[Records excerpted from a collection]

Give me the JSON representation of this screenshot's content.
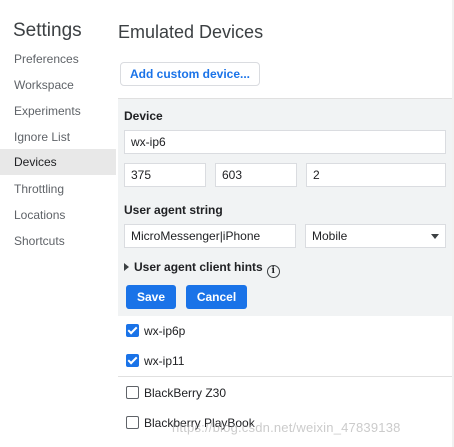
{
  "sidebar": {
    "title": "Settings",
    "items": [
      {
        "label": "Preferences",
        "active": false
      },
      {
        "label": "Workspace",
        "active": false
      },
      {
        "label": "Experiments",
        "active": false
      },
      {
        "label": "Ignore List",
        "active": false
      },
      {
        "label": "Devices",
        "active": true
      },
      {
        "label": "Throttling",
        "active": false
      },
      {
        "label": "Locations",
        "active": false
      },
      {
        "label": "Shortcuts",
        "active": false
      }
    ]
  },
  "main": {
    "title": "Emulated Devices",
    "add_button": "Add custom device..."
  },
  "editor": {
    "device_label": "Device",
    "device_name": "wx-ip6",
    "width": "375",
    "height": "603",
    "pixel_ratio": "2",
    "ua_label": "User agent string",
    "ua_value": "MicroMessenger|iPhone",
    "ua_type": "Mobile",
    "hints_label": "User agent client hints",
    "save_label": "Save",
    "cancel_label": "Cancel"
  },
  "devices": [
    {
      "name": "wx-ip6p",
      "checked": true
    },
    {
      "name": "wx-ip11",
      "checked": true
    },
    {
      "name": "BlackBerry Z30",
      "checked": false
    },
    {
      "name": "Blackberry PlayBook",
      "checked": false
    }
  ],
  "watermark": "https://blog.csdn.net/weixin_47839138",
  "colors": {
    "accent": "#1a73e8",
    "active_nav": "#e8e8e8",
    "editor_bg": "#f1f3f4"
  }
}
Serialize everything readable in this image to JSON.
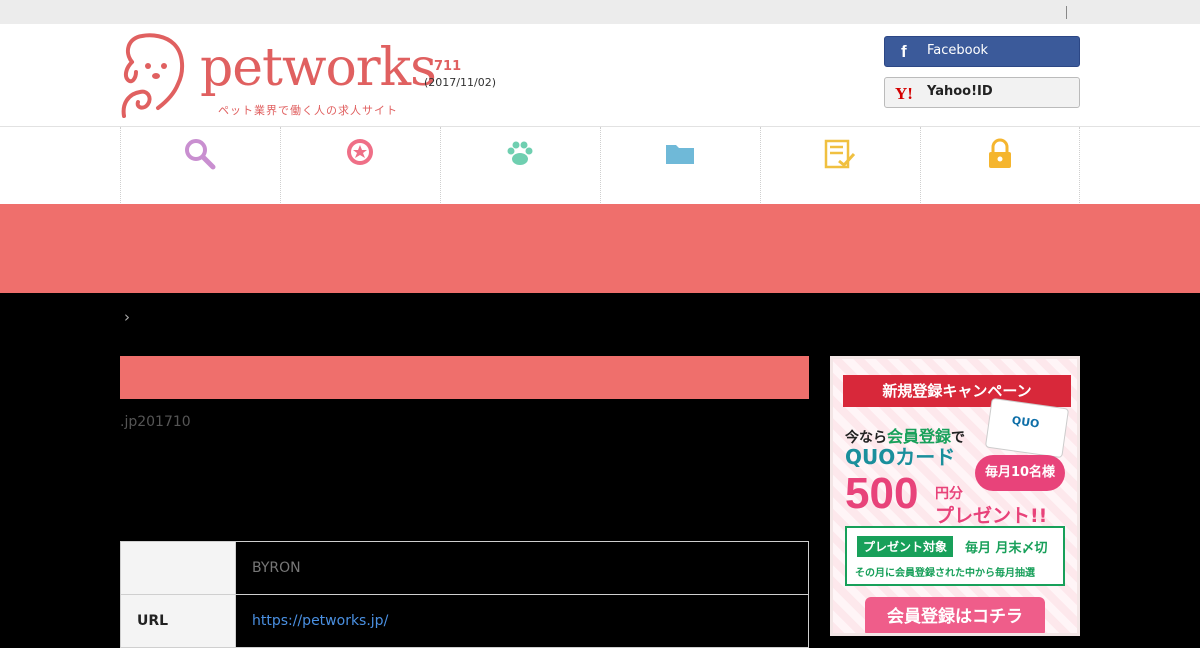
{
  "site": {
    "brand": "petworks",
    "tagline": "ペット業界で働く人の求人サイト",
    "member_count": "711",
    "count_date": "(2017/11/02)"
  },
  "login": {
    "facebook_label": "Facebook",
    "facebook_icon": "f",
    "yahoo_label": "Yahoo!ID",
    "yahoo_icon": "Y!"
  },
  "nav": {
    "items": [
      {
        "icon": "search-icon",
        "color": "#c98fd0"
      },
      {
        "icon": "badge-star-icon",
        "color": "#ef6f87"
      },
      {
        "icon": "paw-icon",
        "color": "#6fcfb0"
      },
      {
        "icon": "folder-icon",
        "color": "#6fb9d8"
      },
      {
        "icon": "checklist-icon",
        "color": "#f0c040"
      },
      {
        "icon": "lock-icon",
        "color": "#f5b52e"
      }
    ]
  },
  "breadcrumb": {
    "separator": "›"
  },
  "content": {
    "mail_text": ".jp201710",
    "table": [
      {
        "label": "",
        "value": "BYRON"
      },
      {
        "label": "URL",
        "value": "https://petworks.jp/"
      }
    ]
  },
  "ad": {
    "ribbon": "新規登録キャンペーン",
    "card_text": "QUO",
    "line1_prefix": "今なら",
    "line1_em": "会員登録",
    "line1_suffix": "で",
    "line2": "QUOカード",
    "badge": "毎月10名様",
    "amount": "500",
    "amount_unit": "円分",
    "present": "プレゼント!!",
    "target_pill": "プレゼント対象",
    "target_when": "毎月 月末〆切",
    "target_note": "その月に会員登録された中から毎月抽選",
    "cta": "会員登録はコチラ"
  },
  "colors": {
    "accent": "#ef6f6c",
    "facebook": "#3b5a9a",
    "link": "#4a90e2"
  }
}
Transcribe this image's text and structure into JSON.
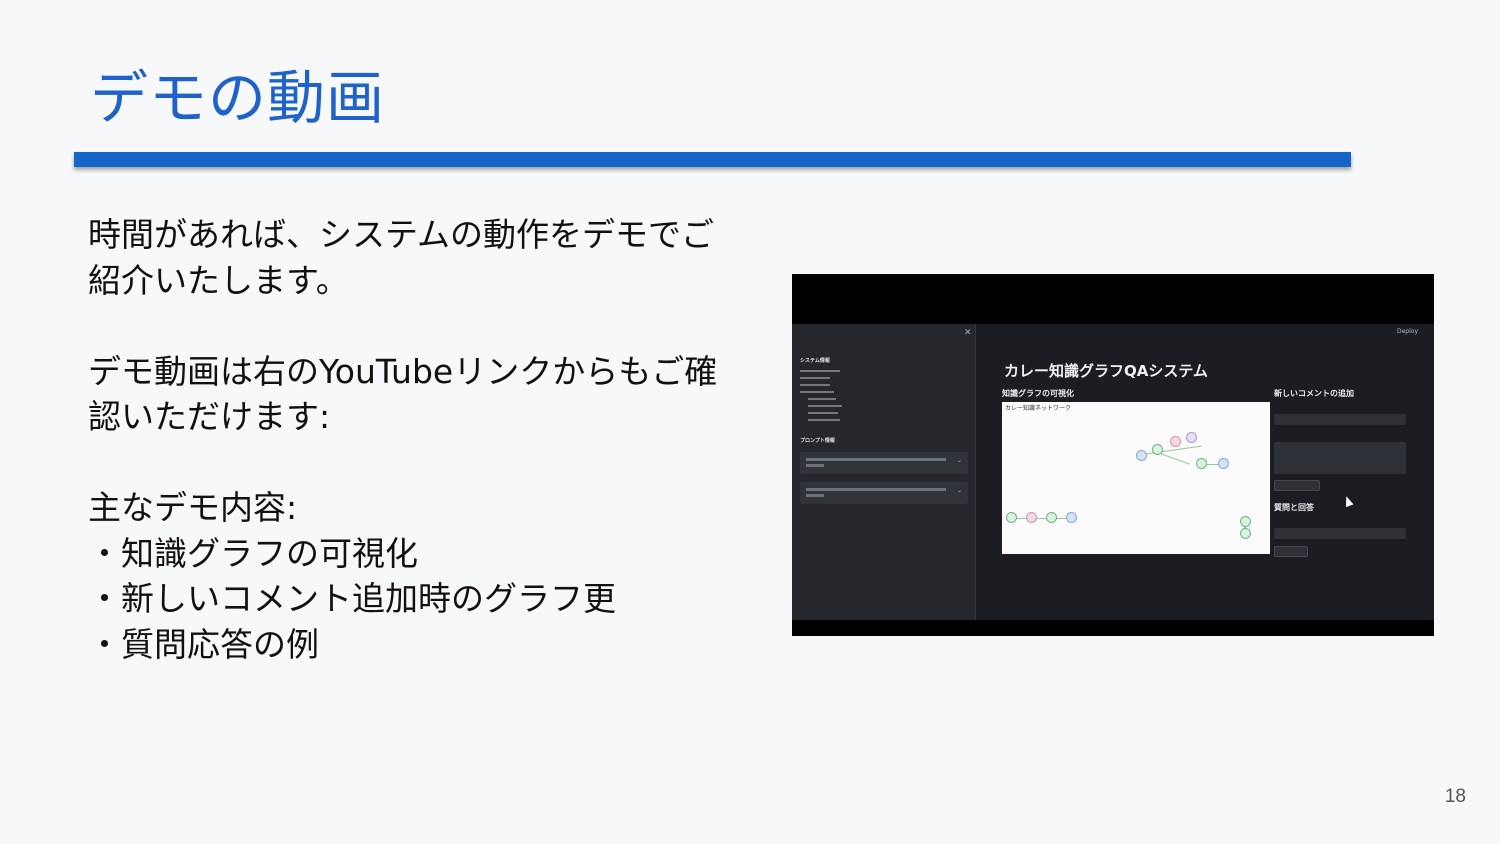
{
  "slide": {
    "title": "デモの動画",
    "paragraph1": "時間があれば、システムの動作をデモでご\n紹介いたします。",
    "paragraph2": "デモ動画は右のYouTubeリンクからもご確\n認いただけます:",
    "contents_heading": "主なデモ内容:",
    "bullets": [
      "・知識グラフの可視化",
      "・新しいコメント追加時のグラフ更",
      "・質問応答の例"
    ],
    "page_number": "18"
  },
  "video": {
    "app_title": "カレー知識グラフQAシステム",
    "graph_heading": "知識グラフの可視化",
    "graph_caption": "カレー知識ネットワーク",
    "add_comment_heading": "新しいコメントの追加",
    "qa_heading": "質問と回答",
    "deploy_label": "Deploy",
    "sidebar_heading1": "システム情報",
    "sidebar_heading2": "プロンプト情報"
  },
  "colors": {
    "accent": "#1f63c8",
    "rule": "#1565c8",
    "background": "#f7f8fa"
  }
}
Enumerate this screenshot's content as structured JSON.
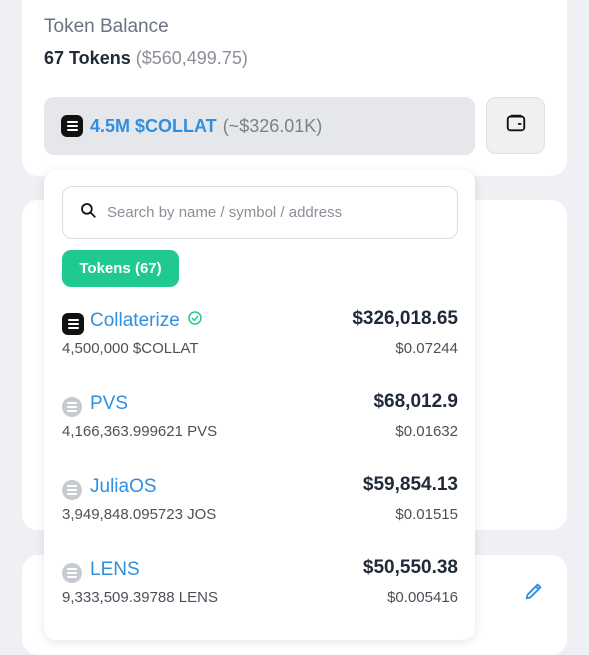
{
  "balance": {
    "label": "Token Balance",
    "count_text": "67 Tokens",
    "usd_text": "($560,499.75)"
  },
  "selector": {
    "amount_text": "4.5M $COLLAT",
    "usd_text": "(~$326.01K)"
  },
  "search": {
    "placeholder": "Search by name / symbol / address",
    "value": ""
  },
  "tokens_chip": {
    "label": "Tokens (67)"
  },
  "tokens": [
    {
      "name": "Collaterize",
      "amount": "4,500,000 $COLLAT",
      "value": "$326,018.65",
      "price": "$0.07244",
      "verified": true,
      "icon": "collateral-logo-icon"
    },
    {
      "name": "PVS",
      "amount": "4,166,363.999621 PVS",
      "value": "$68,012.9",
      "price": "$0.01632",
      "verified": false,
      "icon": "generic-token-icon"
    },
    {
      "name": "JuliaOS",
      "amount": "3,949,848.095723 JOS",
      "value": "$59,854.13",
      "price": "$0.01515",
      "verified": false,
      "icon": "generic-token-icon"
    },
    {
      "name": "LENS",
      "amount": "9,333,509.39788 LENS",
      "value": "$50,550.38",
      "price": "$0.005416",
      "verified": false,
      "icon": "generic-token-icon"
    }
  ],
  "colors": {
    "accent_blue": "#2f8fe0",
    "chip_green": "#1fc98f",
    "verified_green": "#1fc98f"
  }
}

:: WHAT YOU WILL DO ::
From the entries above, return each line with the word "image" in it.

:: SOLUTION FOR THIS TASK ::
Serialize everything readable in this image to JSON.
Transcribe this image's text and structure into JSON.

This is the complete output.